● **Items listed in a dataset**:
· · · · ·

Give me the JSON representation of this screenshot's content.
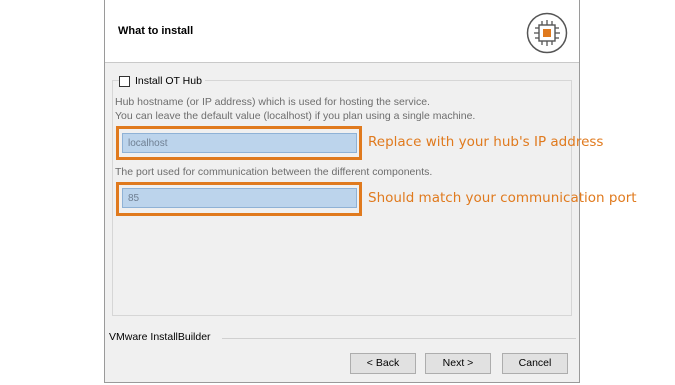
{
  "header": {
    "title": "What to install",
    "logo_icon": "chip-icon"
  },
  "install_checkbox": {
    "label": "Install OT Hub",
    "checked": false
  },
  "hostname": {
    "description_line1": "Hub hostname (or IP address) which is used for hosting the service.",
    "description_line2": "You can leave the default value (localhost) if you plan using a single machine.",
    "value": "localhost"
  },
  "port": {
    "description": "The port used for communication between the different components.",
    "value": "85"
  },
  "annotations": {
    "hostname_note": "Replace with your hub's IP address",
    "port_note": "Should match your communication port",
    "color": "#e07a1e"
  },
  "footer": {
    "brand": "VMware InstallBuilder",
    "back_label": "< Back",
    "next_label": "Next >",
    "cancel_label": "Cancel"
  }
}
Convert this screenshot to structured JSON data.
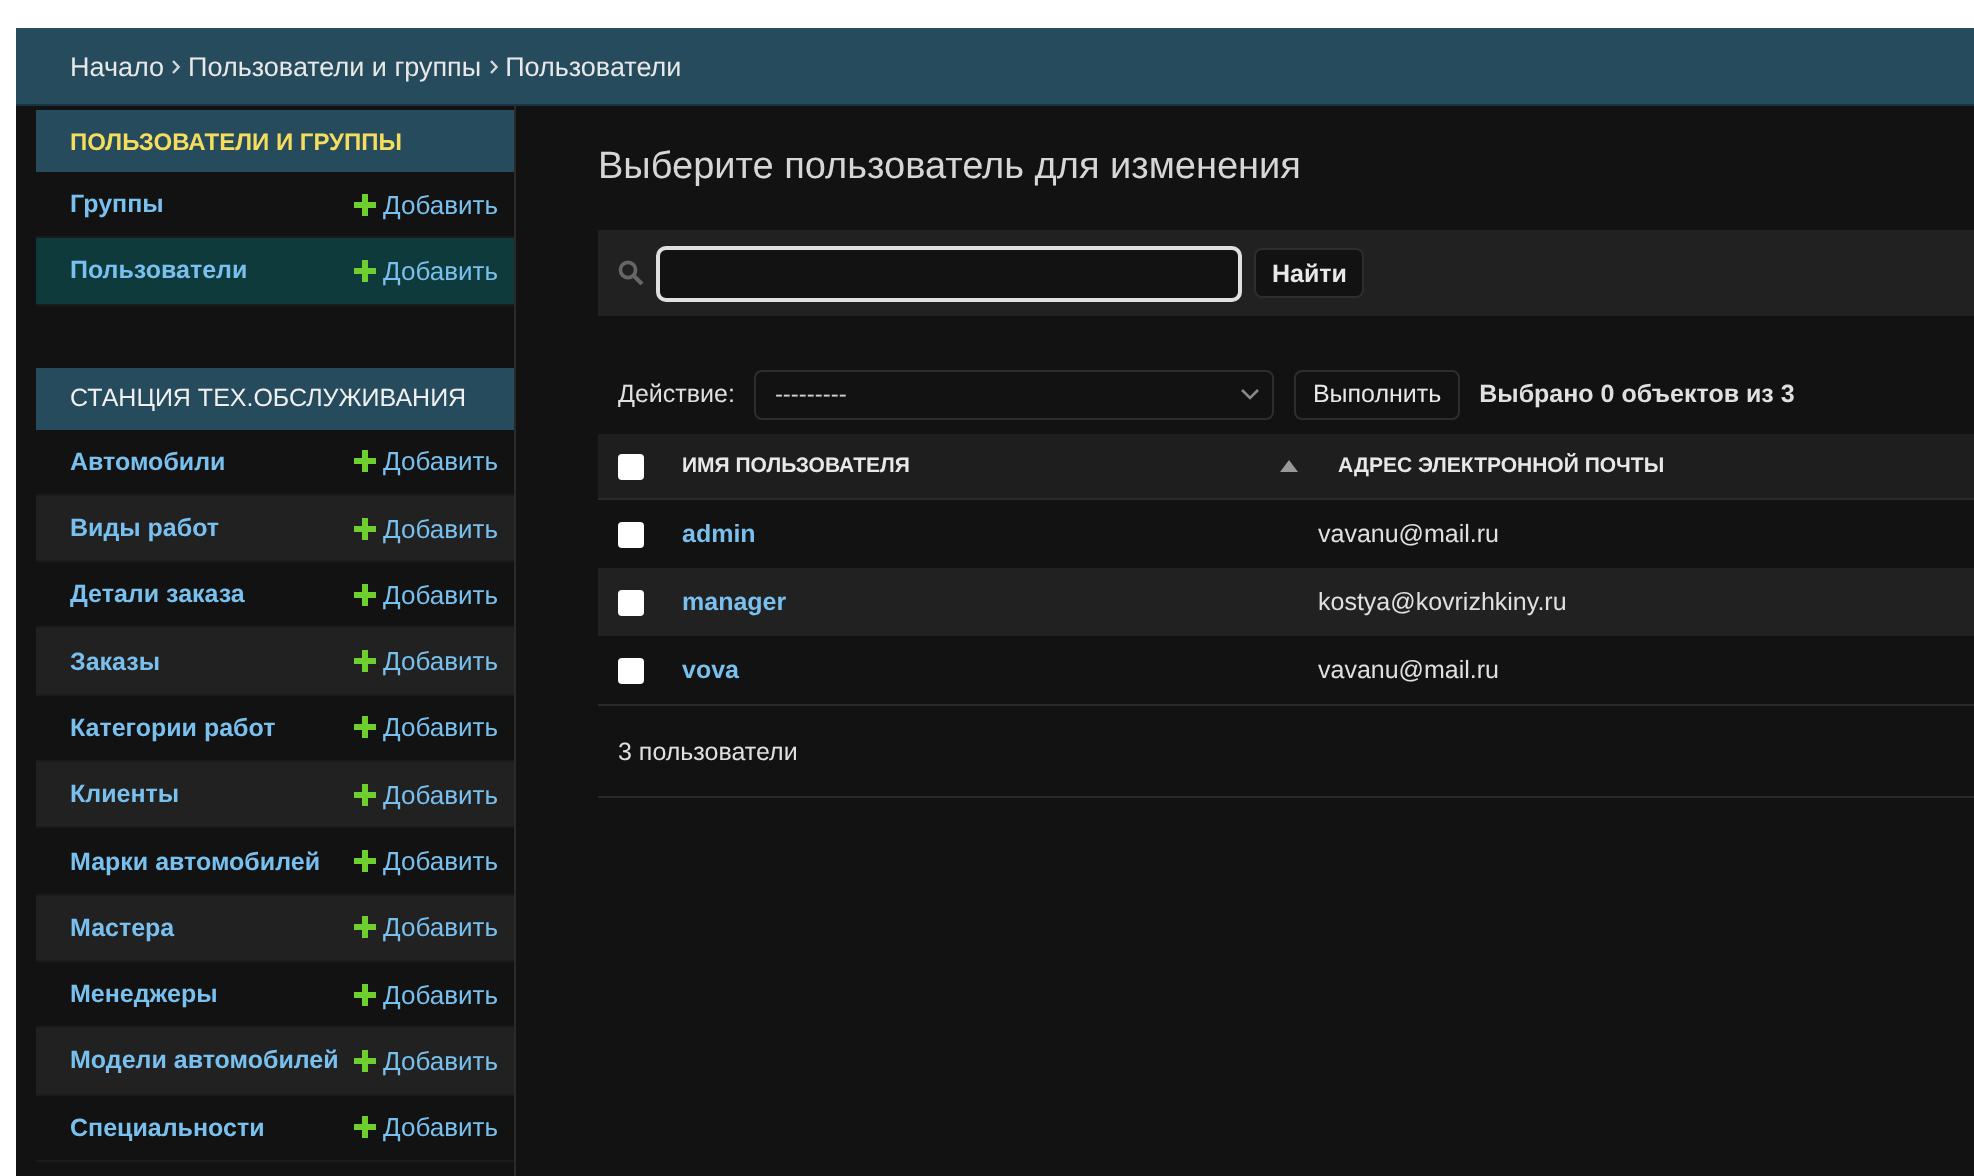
{
  "breadcrumbs": [
    "Начало",
    "Пользователи и группы",
    "Пользователи"
  ],
  "sidebar": [
    {
      "title": "ПОЛЬЗОВАТЕЛИ И ГРУППЫ",
      "items": [
        {
          "label": "Группы",
          "add": "Добавить",
          "selected": false
        },
        {
          "label": "Пользователи",
          "add": "Добавить",
          "selected": true
        }
      ]
    },
    {
      "title": "СТАНЦИЯ ТЕХ.ОБСЛУЖИВАНИЯ",
      "items": [
        {
          "label": "Автомобили",
          "add": "Добавить",
          "selected": false
        },
        {
          "label": "Виды работ",
          "add": "Добавить",
          "selected": false
        },
        {
          "label": "Детали заказа",
          "add": "Добавить",
          "selected": false
        },
        {
          "label": "Заказы",
          "add": "Добавить",
          "selected": false
        },
        {
          "label": "Категории работ",
          "add": "Добавить",
          "selected": false
        },
        {
          "label": "Клиенты",
          "add": "Добавить",
          "selected": false
        },
        {
          "label": "Марки автомобилей",
          "add": "Добавить",
          "selected": false
        },
        {
          "label": "Мастера",
          "add": "Добавить",
          "selected": false
        },
        {
          "label": "Менеджеры",
          "add": "Добавить",
          "selected": false
        },
        {
          "label": "Модели автомобилей",
          "add": "Добавить",
          "selected": false
        },
        {
          "label": "Специальности",
          "add": "Добавить",
          "selected": false
        }
      ]
    }
  ],
  "title": "Выберите пользователь для изменения",
  "search": {
    "button": "Найти"
  },
  "actions": {
    "label": "Действие:",
    "value": "---------",
    "button": "Выполнить",
    "counter": "Выбрано 0 объектов из 3"
  },
  "table": {
    "select_all": {
      "checked": false
    },
    "columns": [
      {
        "label": "ИМЯ ПОЛЬЗОВАТЕЛЯ",
        "sorted": true
      },
      {
        "label": "АДРЕС ЭЛЕКТРОННОЙ ПОЧТЫ",
        "sorted": false
      }
    ],
    "rows": [
      {
        "checked": false,
        "username": "admin",
        "email": "vavanu@mail.ru"
      },
      {
        "checked": false,
        "username": "manager",
        "email": "kostya@kovrizhkiny.ru"
      },
      {
        "checked": false,
        "username": "vova",
        "email": "vavanu@mail.ru"
      }
    ]
  },
  "footer": "3 пользователи"
}
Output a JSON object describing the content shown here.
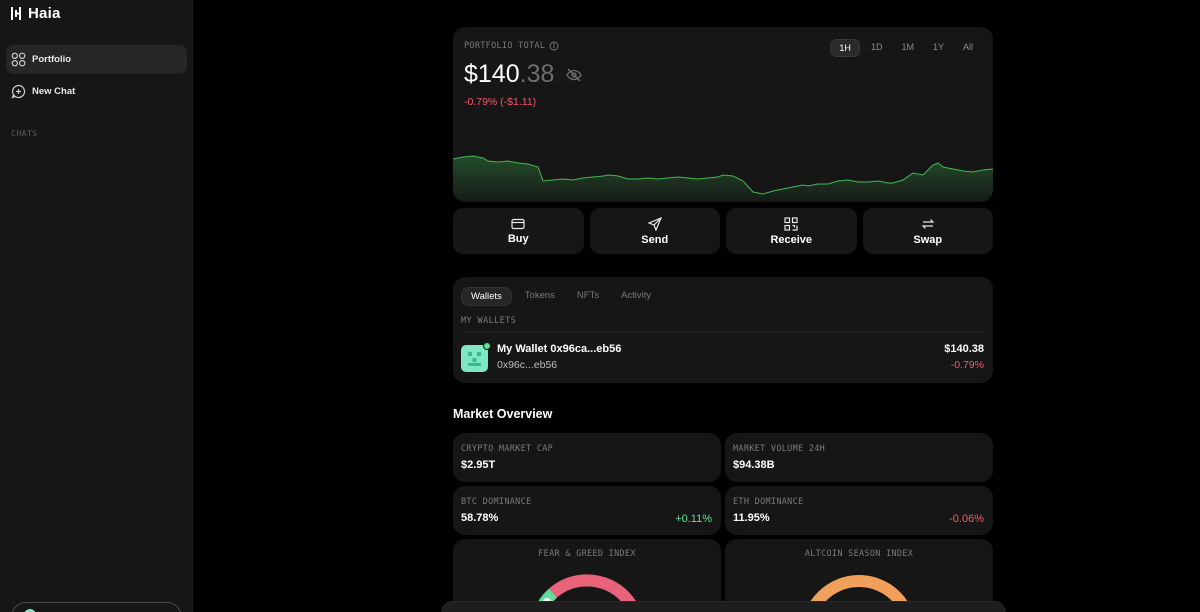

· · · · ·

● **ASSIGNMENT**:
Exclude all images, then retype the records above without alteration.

● **RESULT FOR THIS EXERCISE**:
Give me the JSON representation of this screenshot's content.
{
  "header": {
    "title": "What to install",
    "logo_icon": "chip-icon"
  },
  "install_checkbox": {
    "label": "Install OT Hub",
    "checked": false
  },
  "hostname": {
    "description_line1": "Hub hostname (or IP address) which is used for hosting the service.",
    "description_line2": "You can leave the default value (localhost) if you plan using a single machine.",
    "value": "localhost"
  },
  "port": {
    "description": "The port used for communication between the different components.",
    "value": "85"
  },
  "annotations": {
    "hostname_note": "Replace with your hub's IP address",
    "port_note": "Should match your communication port",
    "color": "#e07a1e"
  },
  "footer": {
    "brand": "VMware InstallBuilder",
    "back_label": "< Back",
    "next_label": "Next >",
    "cancel_label": "Cancel"
  }
}
Convert this screenshot to structured JSON data.
{
  "breadcrumbs": [
    "Начало",
    "Пользователи и группы",
    "Пользователи"
  ],
  "sidebar": [
    {
      "title": "ПОЛЬЗОВАТЕЛИ И ГРУППЫ",
      "items": [
        {
          "label": "Группы",
          "add": "Добавить",
          "selected": false
        },
        {
          "label": "Пользователи",
          "add": "Добавить",
          "selected": true
        }
      ]
    },
    {
      "title": "СТАНЦИЯ ТЕХ.ОБСЛУЖИВАНИЯ",
      "items": [
        {
          "label": "Автомобили",
          "add": "Добавить",
          "selected": false
        },
        {
          "label": "Виды работ",
          "add": "Добавить",
          "selected": false
        },
        {
          "label": "Детали заказа",
          "add": "Добавить",
          "selected": false
        },
        {
          "label": "Заказы",
          "add": "Добавить",
          "selected": false
        },
        {
          "label": "Категории работ",
          "add": "Добавить",
          "selected": false
        },
        {
          "label": "Клиенты",
          "add": "Добавить",
          "selected": false
        },
        {
          "label": "Марки автомобилей",
          "add": "Добавить",
          "selected": false
        },
        {
          "label": "Мастера",
          "add": "Добавить",
          "selected": false
        },
        {
          "label": "Менеджеры",
          "add": "Добавить",
          "selected": false
        },
        {
          "label": "Модели автомобилей",
          "add": "Добавить",
          "selected": false
        },
        {
          "label": "Специальности",
          "add": "Добавить",
          "selected": false
        }
      ]
    }
  ],
  "title": "Выберите пользователь для изменения",
  "search": {
    "button": "Найти"
  },
  "actions": {
    "label": "Действие:",
    "value": "---------",
    "button": "Выполнить",
    "counter": "Выбрано 0 объектов из 3"
  },
  "table": {
    "select_all": {
      "checked": false
    },
    "columns": [
      {
        "label": "ИМЯ ПОЛЬЗОВАТЕЛЯ",
        "sorted": true
      },
      {
        "label": "АДРЕС ЭЛЕКТРОННОЙ ПОЧТЫ",
        "sorted": false
      }
    ],
    "rows": [
      {
        "checked": false,
        "username": "admin",
        "email": "vavanu@mail.ru"
      },
      {
        "checked": false,
        "username": "manager",
        "email": "kostya@kovrizhkiny.ru"
      },
      {
        "checked": false,
        "username": "vova",
        "email": "vavanu@mail.ru"
      }
    ]
  },
  "footer": "3 пользователи"
}
Output a JSON object describing the content shown here.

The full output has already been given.